The warriors were encouraged to be “lean and mean”. “All existing contracts were voided and all business was opened to the lowest-priced supplier. Supplier blueprints were passed to competition ignoring intellectual property rights. GM only paid suppliers 90 to 95 percent of their invoices prices. The GM buyers dictated to suppliers what the new prices would be” (Miller, 2006). Lopez hurt the local economy and buyer-supplier relationships.
Lopez deflected General Motors and joined Volkswagen but due to the GM suit he was barred to work for Volkswagen through the year 2000 but when Volkswagen Commercial Vehicles took over the Brazilian Trucks and Buses operation in 2000 from Volkswagen do Brazil, Lopez introduced the concept of modular consortium. Modular consortium meant “VW maintained primary responsibility for vehicle design, selection of suppliers, and provision of the basic manufacturing facility. VW’s suppliers performed the actual assembly in the Resende plant.
That is, they replaced Volkswagen employees on the assembly line. The manufacturing floor, or modular consortium, was divided by yellow lines separating one supplier group from the next. Traditionally, these yellow lines were used by the manufacturer to separate production-line employees”(Moffet p. 191, 1999). Volkswagens involvement was only supplying the factory and inspection at the end of production; Volkswagen paid only a small amount of wages, as each partner of the Modular Consortium paid the workers.
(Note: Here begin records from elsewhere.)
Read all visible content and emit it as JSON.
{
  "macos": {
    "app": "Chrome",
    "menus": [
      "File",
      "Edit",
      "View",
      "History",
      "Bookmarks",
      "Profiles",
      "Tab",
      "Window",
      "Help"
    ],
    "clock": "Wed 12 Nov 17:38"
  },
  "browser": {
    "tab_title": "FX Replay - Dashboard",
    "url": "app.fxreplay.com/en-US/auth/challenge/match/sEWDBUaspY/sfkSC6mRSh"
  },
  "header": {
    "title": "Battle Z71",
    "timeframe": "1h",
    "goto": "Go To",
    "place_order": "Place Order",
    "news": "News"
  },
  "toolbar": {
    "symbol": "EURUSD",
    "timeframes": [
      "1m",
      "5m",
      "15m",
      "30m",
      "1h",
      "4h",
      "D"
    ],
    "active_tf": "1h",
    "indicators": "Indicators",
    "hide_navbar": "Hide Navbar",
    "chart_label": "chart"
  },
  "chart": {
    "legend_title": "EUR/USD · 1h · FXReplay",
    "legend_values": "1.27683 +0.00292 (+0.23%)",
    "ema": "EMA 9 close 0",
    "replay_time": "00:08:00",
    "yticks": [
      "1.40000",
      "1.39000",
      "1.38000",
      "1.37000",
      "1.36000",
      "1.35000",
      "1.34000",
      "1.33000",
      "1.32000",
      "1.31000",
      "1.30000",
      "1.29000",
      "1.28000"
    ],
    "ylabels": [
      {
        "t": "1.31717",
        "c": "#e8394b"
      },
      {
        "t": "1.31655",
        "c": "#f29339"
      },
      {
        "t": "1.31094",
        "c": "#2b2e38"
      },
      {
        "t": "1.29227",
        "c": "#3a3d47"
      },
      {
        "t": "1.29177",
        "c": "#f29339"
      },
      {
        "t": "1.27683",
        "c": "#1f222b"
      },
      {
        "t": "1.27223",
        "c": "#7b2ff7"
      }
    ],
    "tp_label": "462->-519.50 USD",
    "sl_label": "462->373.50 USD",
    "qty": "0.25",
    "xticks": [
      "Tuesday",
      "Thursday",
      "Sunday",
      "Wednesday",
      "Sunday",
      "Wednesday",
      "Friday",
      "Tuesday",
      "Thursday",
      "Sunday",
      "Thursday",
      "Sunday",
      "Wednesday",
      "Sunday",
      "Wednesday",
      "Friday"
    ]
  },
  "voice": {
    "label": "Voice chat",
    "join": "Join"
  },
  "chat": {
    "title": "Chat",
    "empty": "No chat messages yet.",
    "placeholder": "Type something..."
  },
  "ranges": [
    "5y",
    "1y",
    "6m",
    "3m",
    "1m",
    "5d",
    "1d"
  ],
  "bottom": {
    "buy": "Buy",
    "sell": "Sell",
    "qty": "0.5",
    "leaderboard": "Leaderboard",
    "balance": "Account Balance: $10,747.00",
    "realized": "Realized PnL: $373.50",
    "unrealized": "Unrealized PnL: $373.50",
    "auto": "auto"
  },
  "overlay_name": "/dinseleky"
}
The Modular Consortium at Volkswagen comprised of companies like MaxionSiemas Automotivos Ltda. which manufactured the chassis parts such as air reservoir, fuel tank and frame ; ArvinMeritor which manufactured the suspension and axle parts such as springs and hubs and drums ; Remon S. A. which manufactured the tires and wheel; Aethra Karmann-Ghia which managed the body shop; Carese managed the paint shop and Continental AG manufacture the Cab Trim components such as Seats and Instrument Panels.
Lopez is not only credited for cost cutting and cost saving activities across the company but he is famous for his defection and stealing the documents that contained vital information concerning the manufacturing processes and this proved to be historic in the legal history of the world’s largest, industrial company. “Where document security is concerned, the “Lopez Affair” may aptly be called “the case of the century” (it even threatened diplomatic relations between the U. S. and Germany). What, exactly, occurred to justify such a momentous legal action?
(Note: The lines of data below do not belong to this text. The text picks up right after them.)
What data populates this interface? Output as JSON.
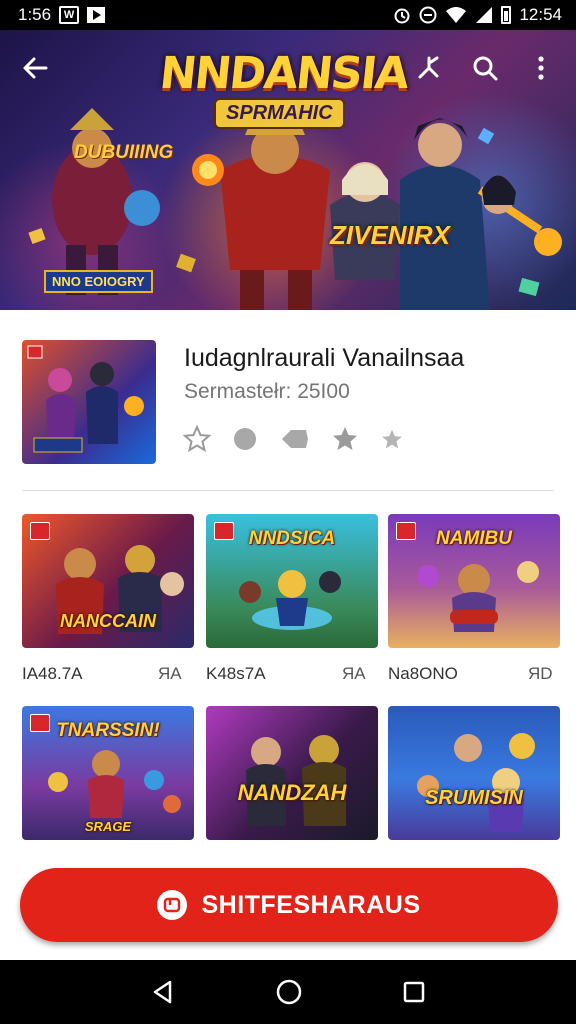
{
  "status_bar": {
    "time_left": "1:56",
    "time_right": "12:54",
    "icons_left": [
      "gallery-icon",
      "play-store-icon"
    ],
    "icons_right": [
      "alarm-icon",
      "dnd-icon",
      "wifi-icon",
      "signal-icon",
      "battery-icon"
    ],
    "box_glyph": "W"
  },
  "banner": {
    "title": "NNDANSIA",
    "subtitle": "SPRMAHIC",
    "left_text": "DUBUIIING",
    "badge": "NNO EOIOGRY",
    "right_text": "ZIVENIRX"
  },
  "toolbar": {
    "back_icon": "arrow-left-icon",
    "actions": [
      "share-icon",
      "search-icon",
      "more-vert-icon"
    ]
  },
  "app": {
    "name": "Iudagnlraurali Vanailnsaa",
    "subtitle": "Sermastełr: 25I00",
    "rating_icons": [
      "star-outline-icon",
      "circle-icon",
      "tag-icon",
      "star-icon",
      "star-small-icon"
    ]
  },
  "grid": {
    "cards": [
      {
        "caption": "NANCCAIN",
        "label": "IA48.7A",
        "right": "ЯA"
      },
      {
        "caption": "NNDSICA",
        "label": "K48s7A",
        "right": "ЯA"
      },
      {
        "caption": "NAMIBU",
        "label": "Na8ONO",
        "right": "ЯD"
      },
      {
        "caption": "TNARSSIN!",
        "bottom": "SRAGE",
        "label": "",
        "right": ""
      },
      {
        "caption": "NANDZAH",
        "label": "",
        "right": ""
      },
      {
        "caption": "SRUMISIN",
        "label": "",
        "right": ""
      }
    ]
  },
  "install": {
    "label": "SHITFESHARAUS",
    "icon": "app-logo-icon"
  },
  "nav": {
    "items": [
      "back-triangle-icon",
      "home-circle-icon",
      "recents-square-icon"
    ]
  },
  "colors": {
    "accent": "#e2231a",
    "title_gold": "#ffd23a",
    "status_bar": "#000000"
  }
}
Actually, it came down to twenty cartons of missing records! ” (Stephens, 2007). Lopez was barred from working with any Volkswagen in any capacity through the year 2000. The Uniform Trade Secrets Act has been adopted by at least 40 states and the Economic Espionage Act was signed into law by President Clinton in 1996 for protection of “trade secrets” due to such embezzlement cases in some other major companies across the country. The Lopez case reflects on the misappropriation of business secrets and information which are not isolated to GM but many other companies have issues related to security breaches.
Lopez had hard core cost saving methods which are known as lean manufacturing but his too aggressive cost cutting methods destroyed the buyer- supplier relationships and could have been the reason for economic descend of automakers as well the suppliers. Lopez moved to Volkswagen for his benefit though it was unethical. In present day of global economy his con cept of modular consortium and lean manufacturing are being adopted by many international companies but it is essential to support local companies and suppliers for the local economic growth and development of the industry.